Last year Jaime and I attended the US Play Coalition Conference on the Value of Play at Clemson University, where we marveled at the world of play advocates surrounding us – the academics, the preschool and K-12 teachers, the doctors, the athletes, the parks and rec professionals, the psychologists, the landscape architects, the child advocates and the nature advocates.
It was incredible to be surrounded by people who understand that play is critical to our society. They know it’s a big part of the answer to major problems of our time: obesity, critical thinking and creativity deficits and stress – to name only a few. Last week the 2013 conference took place without us. But I had to see what I was missing, so I checked out the online program of events.
This year’s theme was Taking Action. The work being done in the play movement, which is closely linked to and intertwined with the nature movement, is so profoundly hopeful and upbeat. North Carolina has an Active Play Alliance, a physical activity initiative focused on providing support and resources to individuals caring for young children there. Nature Playscapes and other innovative play spaces are being built across the country through broad-based community efforts. Teachers are proposing a Playful Learning Lesson Plan Exchange. Chicago Park District programs brought nature play to over 7,000 children last year through play camps and evening programs – engaging parents along the way. New research indicates that playfulness is positively correlated with social competence, emotion regulation, and resilience in preschool aged children.

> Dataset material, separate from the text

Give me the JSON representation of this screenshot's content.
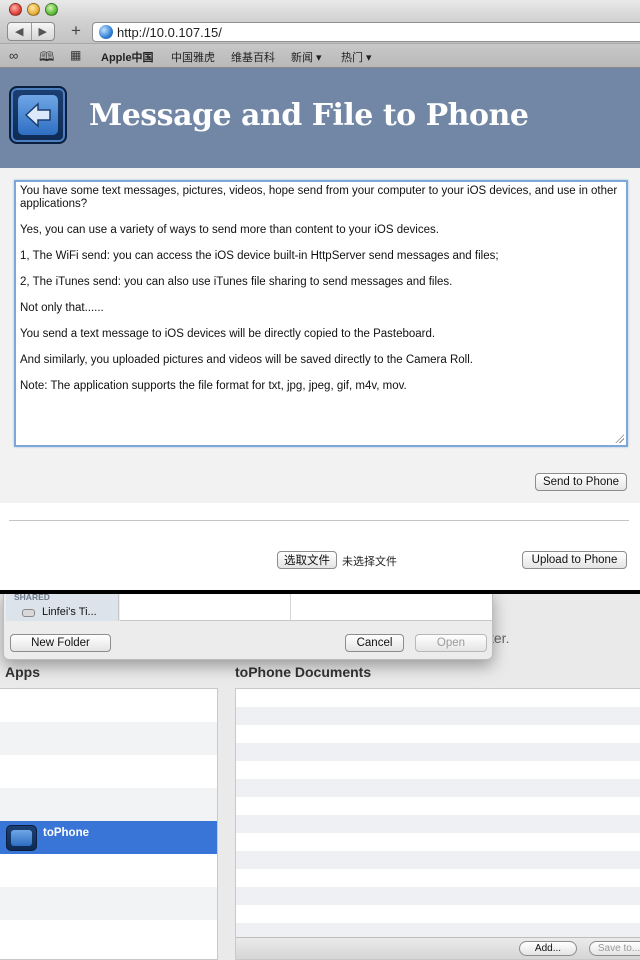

But I’m a realist as well as an optimist, and some of the session descriptions speak to the national trends the play movement seeks to combat: the lack of playful learning and recess in public schools, the mistaken attitudes of many preschool teachers that play is separate from learning, the fact that only 20% of US children can walk to an outdoor play area, our increasing inability to get away from technology, even briefly, to play with our kids.
But what I find heartening is the clear passion these advocates possess. They won’t give up on any arena – schools, preschools, daycares, parks, neighborhoods, cities, Universities – play needs to be there.
In the March issue of Scientific American, the Executive Director of the Exploratorium in San Francisco states in a matter of fact way that it’s a good thing we have museums and other informal learning systems to teach critical thinking, because it’s not being taught in schools.
Granted, his piece was about precisely how well museums can teach critical thinking, and I agree they can and do, but I couldn’t get past his blasé statement about our schools. (I know there are some in Texas who would be quite happy if schools abandoned teaching critical thinking skills, but it’s hard to believe that view will spread far). I bet the Play conference attendees would be right there with me. We can’t just accept that status quo. We have to take action!
Play cultivates the ability to ask the juicy questions that are the cornerstone of critical thinking. Play teaches us experimentation and how to learn, – it provides a vehicle for us to understand not only the world around us, but ourselves as well
Corporations are already worried that the next generation of workers, raised in our test driven educational system, won’t know how to think, innovate or collaborate.
The U.S. Play Coalition formed to have an impact on our culture, our policy makers and our educators – to make it clear that play is vital to the physical, emotional, social and cognitive health of all people of every age. I’m delighted they chose to focus on action this year, and I’m proud of Sunflower’s 20 year history of action (our classes and programs!) in support of play. Hope I can be there again next year. 🙂
© Jennifer Ligeti and Sunflower Creative Arts, 2013
Photos © Haidor Truu and Sunflower Creative Arts, 2013